Search the listing below for the word "screenshot", and copy every line in which it turns up.

Supplied entries:
━━━━━━━━━━━━━━━━━━━━━━━━━━━━━━
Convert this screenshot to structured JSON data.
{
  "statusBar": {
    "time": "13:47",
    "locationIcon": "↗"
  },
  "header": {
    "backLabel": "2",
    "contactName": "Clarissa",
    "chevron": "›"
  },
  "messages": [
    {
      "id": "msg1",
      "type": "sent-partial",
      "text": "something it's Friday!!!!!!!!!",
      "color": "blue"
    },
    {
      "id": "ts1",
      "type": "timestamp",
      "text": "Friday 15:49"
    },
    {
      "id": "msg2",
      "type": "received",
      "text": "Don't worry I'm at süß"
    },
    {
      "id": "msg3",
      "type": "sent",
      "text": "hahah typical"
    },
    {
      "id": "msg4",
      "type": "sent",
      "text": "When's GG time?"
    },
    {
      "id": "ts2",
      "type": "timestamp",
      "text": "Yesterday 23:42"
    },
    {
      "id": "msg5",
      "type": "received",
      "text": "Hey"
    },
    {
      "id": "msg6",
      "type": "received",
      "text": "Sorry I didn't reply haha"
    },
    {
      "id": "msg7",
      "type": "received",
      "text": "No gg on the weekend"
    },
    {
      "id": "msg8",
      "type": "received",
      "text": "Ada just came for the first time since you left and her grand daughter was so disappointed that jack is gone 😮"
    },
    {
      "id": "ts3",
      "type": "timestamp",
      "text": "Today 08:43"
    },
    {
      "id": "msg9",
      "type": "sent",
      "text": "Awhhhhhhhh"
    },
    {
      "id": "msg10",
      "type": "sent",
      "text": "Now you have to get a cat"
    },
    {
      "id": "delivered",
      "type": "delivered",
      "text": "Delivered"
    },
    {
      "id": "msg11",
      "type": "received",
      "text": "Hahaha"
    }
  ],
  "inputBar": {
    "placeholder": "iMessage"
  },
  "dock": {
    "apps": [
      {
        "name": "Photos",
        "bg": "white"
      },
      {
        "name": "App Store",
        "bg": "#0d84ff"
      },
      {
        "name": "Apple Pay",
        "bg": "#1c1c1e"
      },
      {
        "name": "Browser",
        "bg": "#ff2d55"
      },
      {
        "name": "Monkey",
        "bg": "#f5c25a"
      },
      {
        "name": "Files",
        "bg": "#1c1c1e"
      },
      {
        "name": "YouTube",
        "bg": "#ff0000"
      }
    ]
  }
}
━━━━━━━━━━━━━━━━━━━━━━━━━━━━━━
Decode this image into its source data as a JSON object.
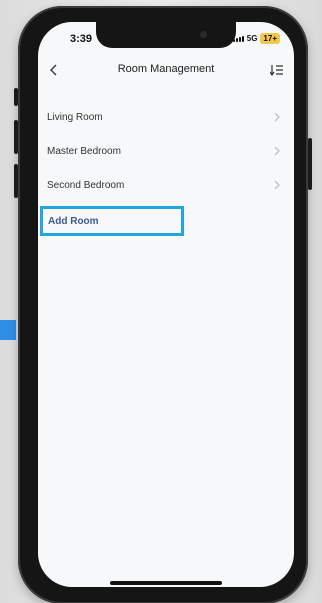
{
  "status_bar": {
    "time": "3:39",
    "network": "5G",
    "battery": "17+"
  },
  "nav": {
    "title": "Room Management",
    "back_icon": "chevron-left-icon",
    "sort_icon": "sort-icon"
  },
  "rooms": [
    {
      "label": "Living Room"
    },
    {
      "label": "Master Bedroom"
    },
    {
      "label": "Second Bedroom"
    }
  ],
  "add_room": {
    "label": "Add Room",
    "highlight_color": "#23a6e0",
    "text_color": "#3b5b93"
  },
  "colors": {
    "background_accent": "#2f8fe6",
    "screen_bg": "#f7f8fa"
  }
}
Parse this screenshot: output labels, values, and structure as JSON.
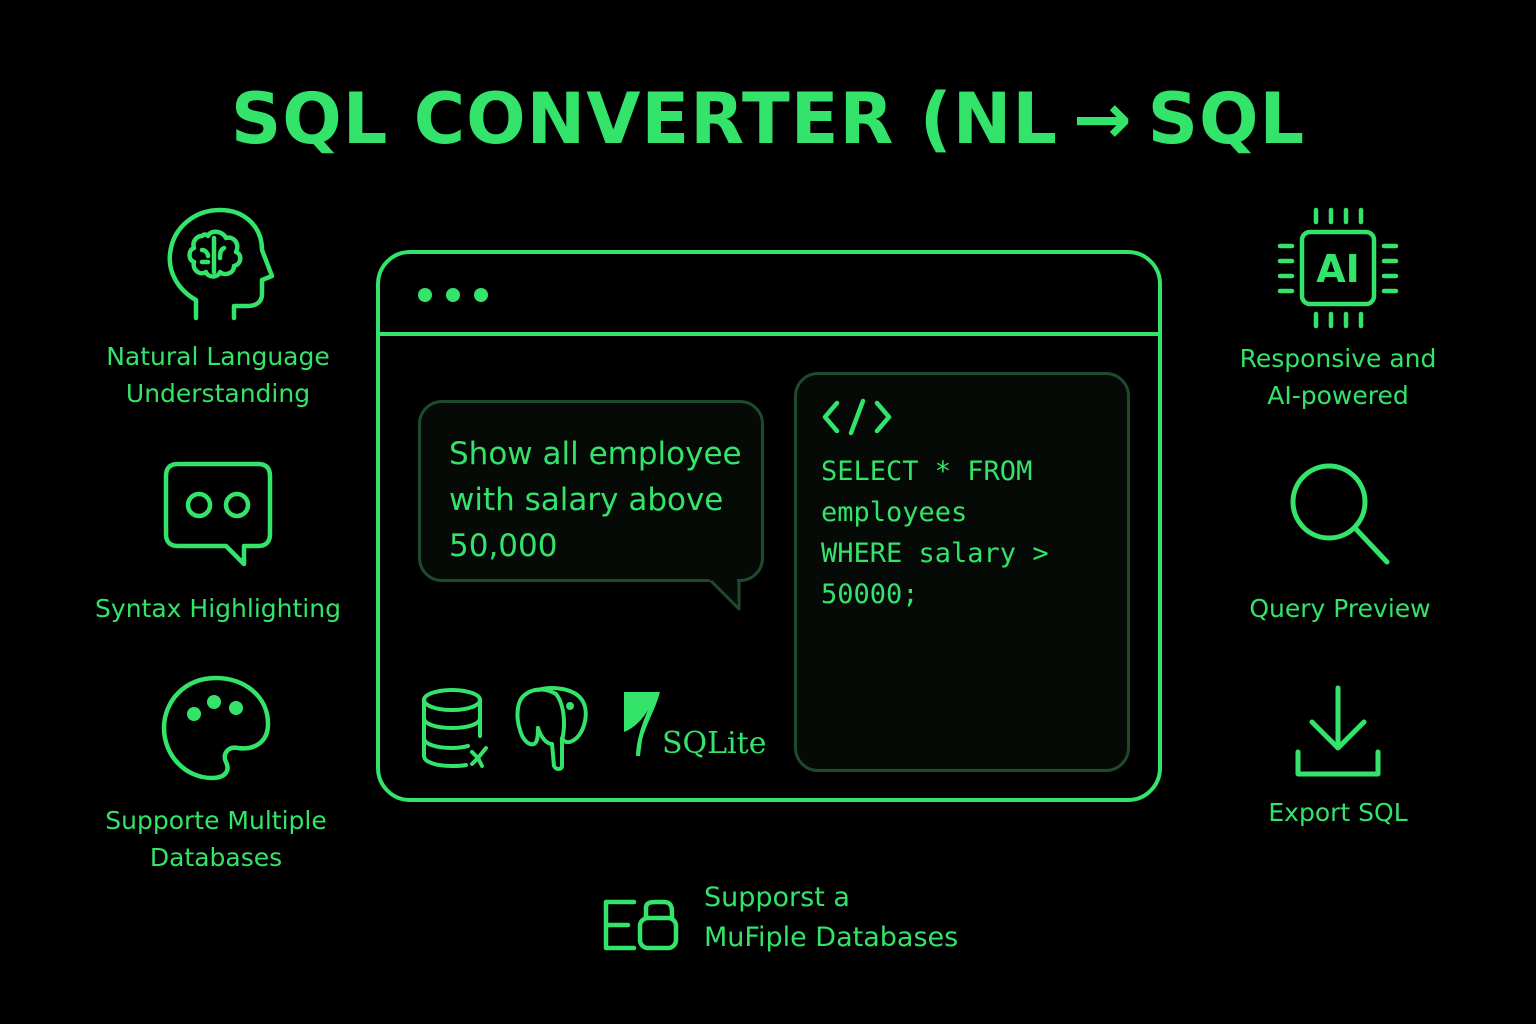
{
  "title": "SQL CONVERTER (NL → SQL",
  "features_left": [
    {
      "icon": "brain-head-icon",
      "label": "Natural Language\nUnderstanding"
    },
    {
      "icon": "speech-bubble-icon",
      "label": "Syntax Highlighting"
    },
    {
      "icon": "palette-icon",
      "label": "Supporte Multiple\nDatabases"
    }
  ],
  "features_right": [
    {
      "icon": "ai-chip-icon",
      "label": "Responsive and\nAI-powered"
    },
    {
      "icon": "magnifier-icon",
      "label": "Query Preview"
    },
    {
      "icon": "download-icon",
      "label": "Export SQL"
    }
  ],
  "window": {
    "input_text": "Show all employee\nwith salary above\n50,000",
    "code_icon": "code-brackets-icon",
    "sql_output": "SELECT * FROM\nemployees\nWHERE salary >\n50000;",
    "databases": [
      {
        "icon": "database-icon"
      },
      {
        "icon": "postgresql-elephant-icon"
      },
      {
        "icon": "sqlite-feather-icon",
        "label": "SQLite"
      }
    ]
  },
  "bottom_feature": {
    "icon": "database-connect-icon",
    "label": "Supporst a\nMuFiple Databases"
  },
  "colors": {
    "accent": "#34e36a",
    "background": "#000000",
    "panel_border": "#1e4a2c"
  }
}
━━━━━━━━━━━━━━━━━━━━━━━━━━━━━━
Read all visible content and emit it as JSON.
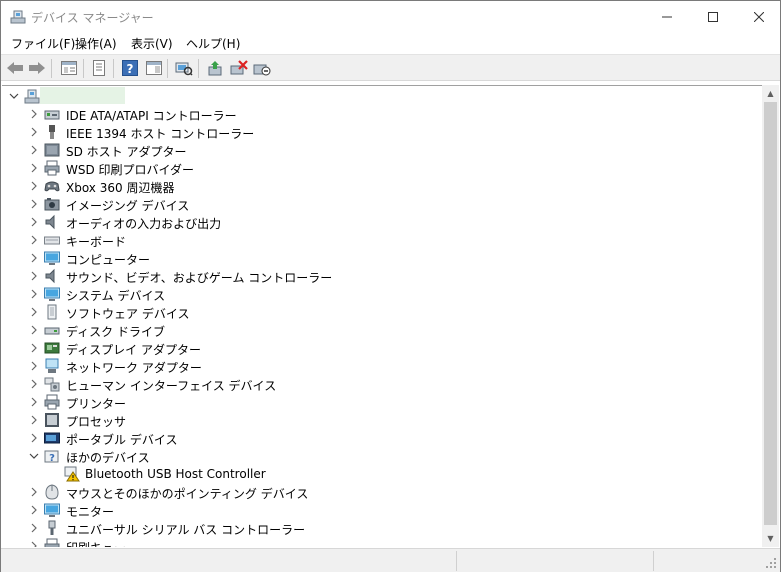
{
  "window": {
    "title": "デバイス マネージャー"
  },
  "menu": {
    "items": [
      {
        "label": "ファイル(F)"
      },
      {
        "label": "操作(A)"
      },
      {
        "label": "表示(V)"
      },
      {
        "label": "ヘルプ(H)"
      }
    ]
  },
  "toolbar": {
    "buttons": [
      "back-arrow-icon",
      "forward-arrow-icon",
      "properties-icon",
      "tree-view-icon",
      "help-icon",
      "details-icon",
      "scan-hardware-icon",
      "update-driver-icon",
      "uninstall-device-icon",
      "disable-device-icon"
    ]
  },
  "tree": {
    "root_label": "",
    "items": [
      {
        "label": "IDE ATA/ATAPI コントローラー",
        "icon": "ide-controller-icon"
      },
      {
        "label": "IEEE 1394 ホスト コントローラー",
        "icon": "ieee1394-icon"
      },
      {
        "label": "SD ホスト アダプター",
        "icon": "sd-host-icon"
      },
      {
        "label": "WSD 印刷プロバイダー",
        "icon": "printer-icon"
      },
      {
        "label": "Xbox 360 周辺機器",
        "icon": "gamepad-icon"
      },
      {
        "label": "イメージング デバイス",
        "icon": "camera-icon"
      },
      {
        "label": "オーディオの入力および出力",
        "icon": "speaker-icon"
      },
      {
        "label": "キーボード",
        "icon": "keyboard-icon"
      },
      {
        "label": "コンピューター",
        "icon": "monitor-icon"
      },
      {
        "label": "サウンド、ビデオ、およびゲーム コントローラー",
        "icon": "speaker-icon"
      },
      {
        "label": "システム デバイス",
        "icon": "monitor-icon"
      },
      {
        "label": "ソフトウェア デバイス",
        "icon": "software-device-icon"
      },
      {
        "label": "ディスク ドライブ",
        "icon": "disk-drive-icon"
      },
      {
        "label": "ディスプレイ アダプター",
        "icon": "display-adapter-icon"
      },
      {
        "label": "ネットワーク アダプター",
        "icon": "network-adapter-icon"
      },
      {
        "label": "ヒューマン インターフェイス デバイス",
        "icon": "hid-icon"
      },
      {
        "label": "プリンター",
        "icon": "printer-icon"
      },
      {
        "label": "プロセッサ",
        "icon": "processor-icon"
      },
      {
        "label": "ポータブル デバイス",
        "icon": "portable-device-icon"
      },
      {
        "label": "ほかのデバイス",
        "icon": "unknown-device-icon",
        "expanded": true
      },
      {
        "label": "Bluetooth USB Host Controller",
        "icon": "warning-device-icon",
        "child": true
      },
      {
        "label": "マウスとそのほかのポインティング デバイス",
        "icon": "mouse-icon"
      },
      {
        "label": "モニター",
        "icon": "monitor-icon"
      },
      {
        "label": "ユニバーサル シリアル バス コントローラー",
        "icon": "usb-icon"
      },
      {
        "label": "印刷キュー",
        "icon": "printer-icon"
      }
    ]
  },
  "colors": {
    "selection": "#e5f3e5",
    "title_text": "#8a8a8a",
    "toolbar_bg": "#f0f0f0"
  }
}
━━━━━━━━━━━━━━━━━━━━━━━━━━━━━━
Final answer:
Convert this screenshot to structured JSON data.
Parse this screenshot: output labels, values, and structure as JSON.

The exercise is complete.